The two Maori Party MPs have been trying it in parliament, accusing Opposition MPs who question policy which affects Maori of being racist.
It came to a head yesterday after National leader Judith Collins raised questions over co-governance proposals:
As Collins questioned Ardern about “separate sovereignty” in Parliament, Waititi interrupted her and asked the Speaker to step in. Collins could be heard scoffing as she was forced to sit down.
“Mr Speaker, I seek your guidance and advice,” Waititi said. “Over the past two weeks there has been racist propaganda and rhetoric towards tangata whenua. That not only is insulting to tangata whenua, but diminishes the mana of this House.”
House Speaker Trevor Mallard dismissed Waititi’s disruption, ruling that the conversation was “not at the point” where it was controversial enough to need to be stopped.
Waititi continued to interrupt Collins and was kicked out of the House. He responded by performing a rousing haka, before departing the Chamber.
Green Party co-leader Marama Davidson also described Collins’ remarks as racist, and congratulated Waititi and Māori Party co-leader Debbie Ngarewa-Packer for calling her out.
Davidson said Collins’ “ongoing racist comments” needed to be addressed.
“This House absolutely deserves better than a narrative that harms tangata whenua communities and damages a pathway for true Tiriti justice.” . .
What this House and this country deserve is the ability to raise questions about policy that affects us all, and appears to favour only some of us, without the racism card being played.
Such accusations of racism aren’t confined to parliament. They’re too often made in response to genuine and reasonable questions about, and criticism of, any policies about, or which affect, Maori people.

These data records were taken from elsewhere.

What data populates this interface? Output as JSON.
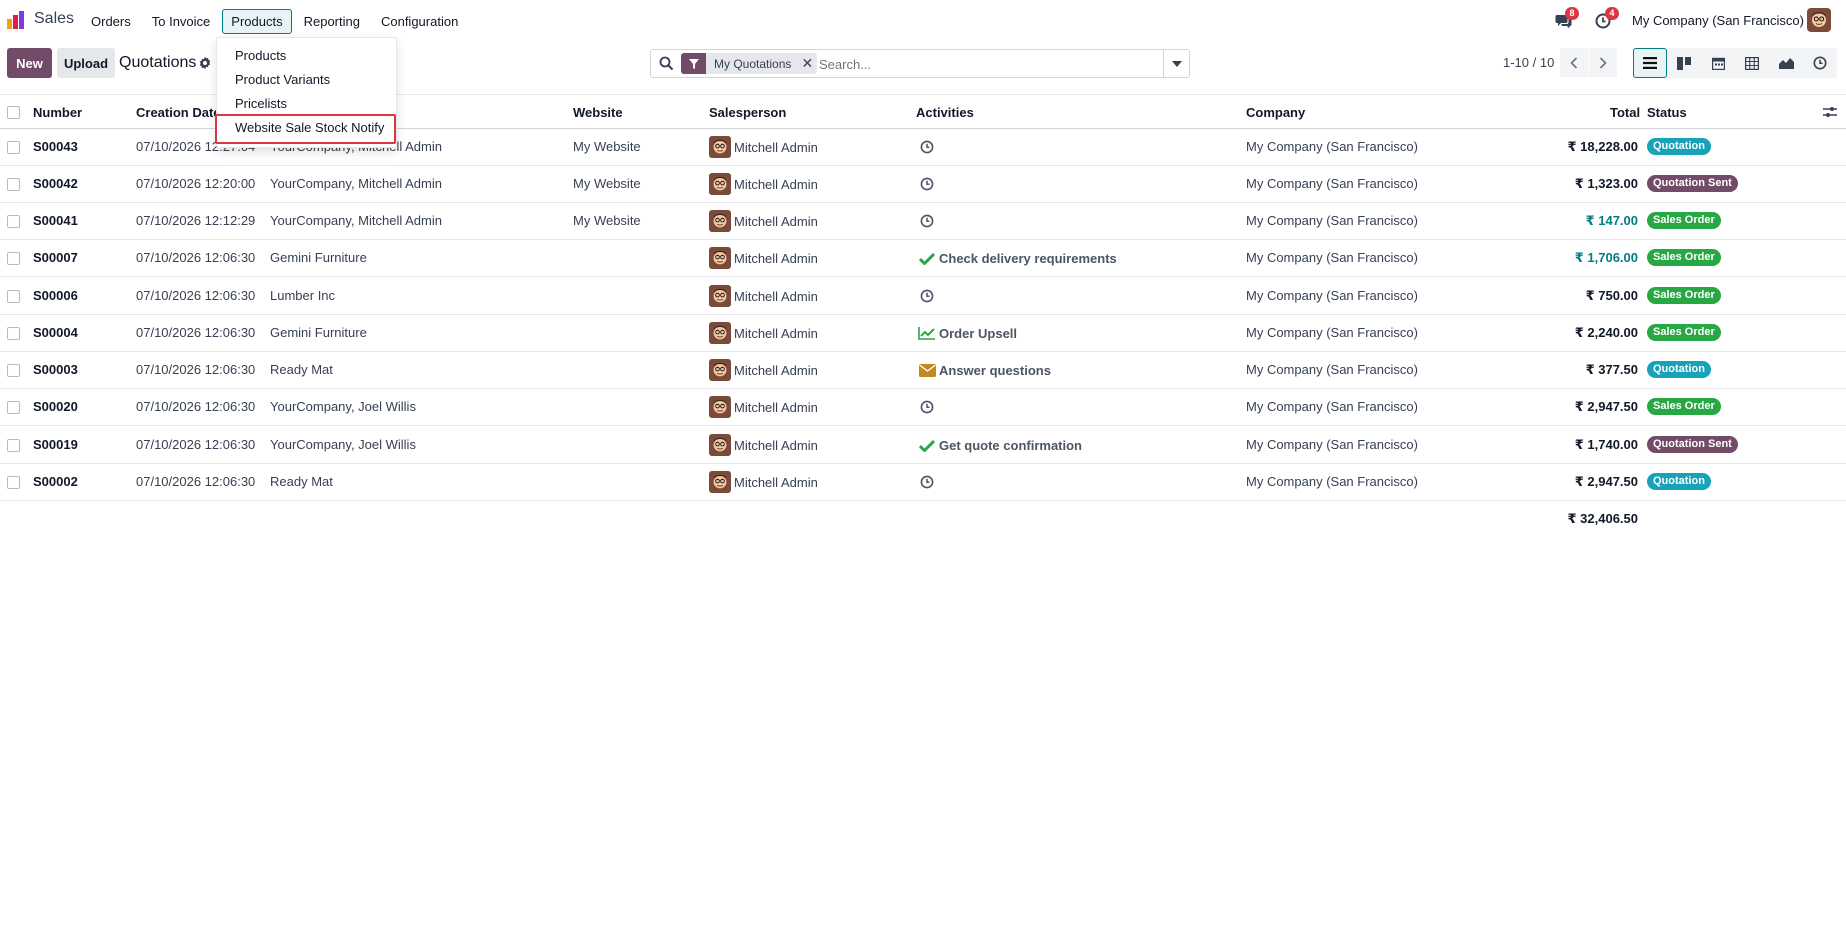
{
  "app": {
    "name": "Sales",
    "brand_color": "#714b67",
    "accent_color": "#017e84"
  },
  "nav": {
    "items": [
      {
        "label": "Orders"
      },
      {
        "label": "To Invoice"
      },
      {
        "label": "Products"
      },
      {
        "label": "Reporting"
      },
      {
        "label": "Configuration"
      }
    ],
    "active": "Products"
  },
  "systray": {
    "messages_badge": "8",
    "activities_badge": "4",
    "company": "My Company (San Francisco)"
  },
  "dropdown": {
    "items": [
      {
        "label": "Products"
      },
      {
        "label": "Product Variants"
      },
      {
        "label": "Pricelists"
      },
      {
        "label": "Website Sale Stock Notify"
      }
    ],
    "highlighted": "Website Sale Stock Notify"
  },
  "control": {
    "new_label": "New",
    "upload_label": "Upload",
    "title": "Quotations",
    "facet_label": "My Quotations",
    "search_placeholder": "Search...",
    "pager": "1-10 / 10"
  },
  "table": {
    "headers": {
      "number": "Number",
      "creation_date": "Creation Date",
      "website": "Website",
      "salesperson": "Salesperson",
      "activities": "Activities",
      "company": "Company",
      "total": "Total",
      "status": "Status"
    },
    "rows": [
      {
        "number": "S00043",
        "date": "07/10/2026 12:27:04",
        "customer": "YourCompany, Mitchell Admin",
        "website": "My Website",
        "salesperson": "Mitchell Admin",
        "activity_icon": "clock-icon",
        "activity": "",
        "company": "My Company (San Francisco)",
        "total": "₹ 18,228.00",
        "status": "Quotation"
      },
      {
        "number": "S00042",
        "date": "07/10/2026 12:20:00",
        "customer": "YourCompany, Mitchell Admin",
        "website": "My Website",
        "salesperson": "Mitchell Admin",
        "activity_icon": "clock-icon",
        "activity": "",
        "company": "My Company (San Francisco)",
        "total": "₹ 1,323.00",
        "status": "Quotation Sent"
      },
      {
        "number": "S00041",
        "date": "07/10/2026 12:12:29",
        "customer": "YourCompany, Mitchell Admin",
        "website": "My Website",
        "salesperson": "Mitchell Admin",
        "activity_icon": "clock-icon",
        "activity": "",
        "company": "My Company (San Francisco)",
        "total": "₹ 147.00",
        "status": "Sales Order"
      },
      {
        "number": "S00007",
        "date": "07/10/2026 12:06:30",
        "customer": "Gemini Furniture",
        "website": "",
        "salesperson": "Mitchell Admin",
        "activity_icon": "check-icon",
        "activity": "Check delivery requirements",
        "company": "My Company (San Francisco)",
        "total": "₹ 1,706.00",
        "status": "Sales Order"
      },
      {
        "number": "S00006",
        "date": "07/10/2026 12:06:30",
        "customer": "Lumber Inc",
        "website": "",
        "salesperson": "Mitchell Admin",
        "activity_icon": "clock-icon",
        "activity": "",
        "company": "My Company (San Francisco)",
        "total": "₹ 750.00",
        "status": "Sales Order"
      },
      {
        "number": "S00004",
        "date": "07/10/2026 12:06:30",
        "customer": "Gemini Furniture",
        "website": "",
        "salesperson": "Mitchell Admin",
        "activity_icon": "chart-line-icon",
        "activity": "Order Upsell",
        "company": "My Company (San Francisco)",
        "total": "₹ 2,240.00",
        "status": "Sales Order"
      },
      {
        "number": "S00003",
        "date": "07/10/2026 12:06:30",
        "customer": "Ready Mat",
        "website": "",
        "salesperson": "Mitchell Admin",
        "activity_icon": "envelope-icon",
        "activity": "Answer questions",
        "company": "My Company (San Francisco)",
        "total": "₹ 377.50",
        "status": "Quotation"
      },
      {
        "number": "S00020",
        "date": "07/10/2026 12:06:30",
        "customer": "YourCompany, Joel Willis",
        "website": "",
        "salesperson": "Mitchell Admin",
        "activity_icon": "clock-icon",
        "activity": "",
        "company": "My Company (San Francisco)",
        "total": "₹ 2,947.50",
        "status": "Sales Order"
      },
      {
        "number": "S00019",
        "date": "07/10/2026 12:06:30",
        "customer": "YourCompany, Joel Willis",
        "website": "",
        "salesperson": "Mitchell Admin",
        "activity_icon": "check-icon",
        "activity": "Get quote confirmation",
        "company": "My Company (San Francisco)",
        "total": "₹ 1,740.00",
        "status": "Quotation Sent"
      },
      {
        "number": "S00002",
        "date": "07/10/2026 12:06:30",
        "customer": "Ready Mat",
        "website": "",
        "salesperson": "Mitchell Admin",
        "activity_icon": "clock-icon",
        "activity": "",
        "company": "My Company (San Francisco)",
        "total": "₹ 2,947.50",
        "status": "Quotation"
      }
    ],
    "grand_total": "₹ 32,406.50"
  },
  "status_colors": {
    "Quotation": "#17a2b8",
    "Quotation Sent": "#714b67",
    "Sales Order": "#28a745"
  }
}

If making accusations of racisms against questioners and critics of policies is the only reaction those disagreeing with the questions and criticisms have, they’re showing they don’t actually have any reasonable grounds for argument.